It is also worth noting that children’s own words are conspicuous by their relative absence across the two NFER reports. When verbatim quotations are offered to help illuminate and substantiate key claims, the overwhelming majority issue from school heads and teachers (15 quotes), parents and grandparents (seven quotes) or else In Harmony managers and tutors (five quotes). Children’s reflections, meanwhile, are cited on just two occasions across both reports and in each case they take the form of endorsements (one in relation to music learning, another to a child’s membership of a project steering group). Such an under-representation of children’s reflections is quite surprising given that more interviews were undertaken with them (38 in total) than any other stakeholder group (22 parents, 20 heads/teachers and 12 In Harmony managers/tutors; see Lord et al., 2013, p. 47).
Building on these critical appraisals of Sistema evaluations, Anna Bull, Mark Taylor and I have just published a new article, also in the BJME, entitled “Who watches the watchmen?

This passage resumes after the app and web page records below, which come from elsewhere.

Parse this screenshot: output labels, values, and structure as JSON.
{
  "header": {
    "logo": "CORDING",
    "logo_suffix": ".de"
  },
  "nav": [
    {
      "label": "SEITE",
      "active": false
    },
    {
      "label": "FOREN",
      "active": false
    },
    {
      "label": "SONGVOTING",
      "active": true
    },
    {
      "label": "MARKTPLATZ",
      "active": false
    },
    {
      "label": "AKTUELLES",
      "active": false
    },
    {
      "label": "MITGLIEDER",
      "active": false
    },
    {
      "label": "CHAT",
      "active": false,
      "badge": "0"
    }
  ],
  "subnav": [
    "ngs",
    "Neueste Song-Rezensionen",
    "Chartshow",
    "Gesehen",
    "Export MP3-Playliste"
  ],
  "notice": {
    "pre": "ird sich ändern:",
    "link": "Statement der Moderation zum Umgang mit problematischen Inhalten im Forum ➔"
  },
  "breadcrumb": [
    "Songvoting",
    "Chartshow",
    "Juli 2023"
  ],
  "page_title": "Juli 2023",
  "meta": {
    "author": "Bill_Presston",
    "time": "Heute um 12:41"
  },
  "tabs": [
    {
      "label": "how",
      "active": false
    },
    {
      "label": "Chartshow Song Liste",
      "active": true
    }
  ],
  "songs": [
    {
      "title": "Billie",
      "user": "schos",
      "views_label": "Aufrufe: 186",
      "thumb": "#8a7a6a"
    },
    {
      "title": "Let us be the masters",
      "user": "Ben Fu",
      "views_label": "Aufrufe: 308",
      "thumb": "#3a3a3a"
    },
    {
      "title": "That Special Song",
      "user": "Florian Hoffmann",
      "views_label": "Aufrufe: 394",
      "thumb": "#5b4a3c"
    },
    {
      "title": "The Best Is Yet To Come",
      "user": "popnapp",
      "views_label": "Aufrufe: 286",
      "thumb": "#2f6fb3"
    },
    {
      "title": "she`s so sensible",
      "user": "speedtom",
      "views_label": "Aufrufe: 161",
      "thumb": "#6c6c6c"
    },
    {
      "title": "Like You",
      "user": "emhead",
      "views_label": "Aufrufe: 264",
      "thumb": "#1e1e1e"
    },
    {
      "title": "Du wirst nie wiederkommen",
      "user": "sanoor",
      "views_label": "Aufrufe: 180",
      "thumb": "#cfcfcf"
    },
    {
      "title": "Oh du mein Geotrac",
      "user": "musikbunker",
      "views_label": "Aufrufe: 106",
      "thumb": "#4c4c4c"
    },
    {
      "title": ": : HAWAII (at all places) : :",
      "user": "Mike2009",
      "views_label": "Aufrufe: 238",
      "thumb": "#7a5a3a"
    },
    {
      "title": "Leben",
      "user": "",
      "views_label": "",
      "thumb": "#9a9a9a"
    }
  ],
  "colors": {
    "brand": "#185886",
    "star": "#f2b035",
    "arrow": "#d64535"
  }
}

Evaluating evaluations of El Sistema.” We bring together my knowledge of the Sistema field with Mark and Anna’s expertise in quantitative and qualitative methods respectively, and look closely at evaluations of El Sistema in Venezuela and Aotearoa. We conclude that these studies display an alignment with advocacy rather than explorative research, and that evaluations should therefore be examined through a critical lens rather than their conclusions taken as given.
Something that emerges from observing a range of evaluations of El Sistema and spinoff programs is a consistent pattern of over-claiming. It is not a problem with one or two studies, an isolated or random flaw, but rather a feature of the field that has been present for over two decades, since the first evaluations of El Sistema in Venezuela in 1996 (see my recent article with Ana Lucía Frega). This suggests that there is something in the nature of the process that generates overly optimistic findings. The Sistema field has always been distinguished by idealization and hyperbolic claims, and with only a couple of exceptions, evaluations have done little to temper idealistic visions with a dose of realism. For this reason, independent critical studies are essential in order to provide some balance in the field.
Anyone interested in reading our article may contact me directly at firstname.lastname@example.org. Alternatively you can wait until it is published officially in the BJME later this year.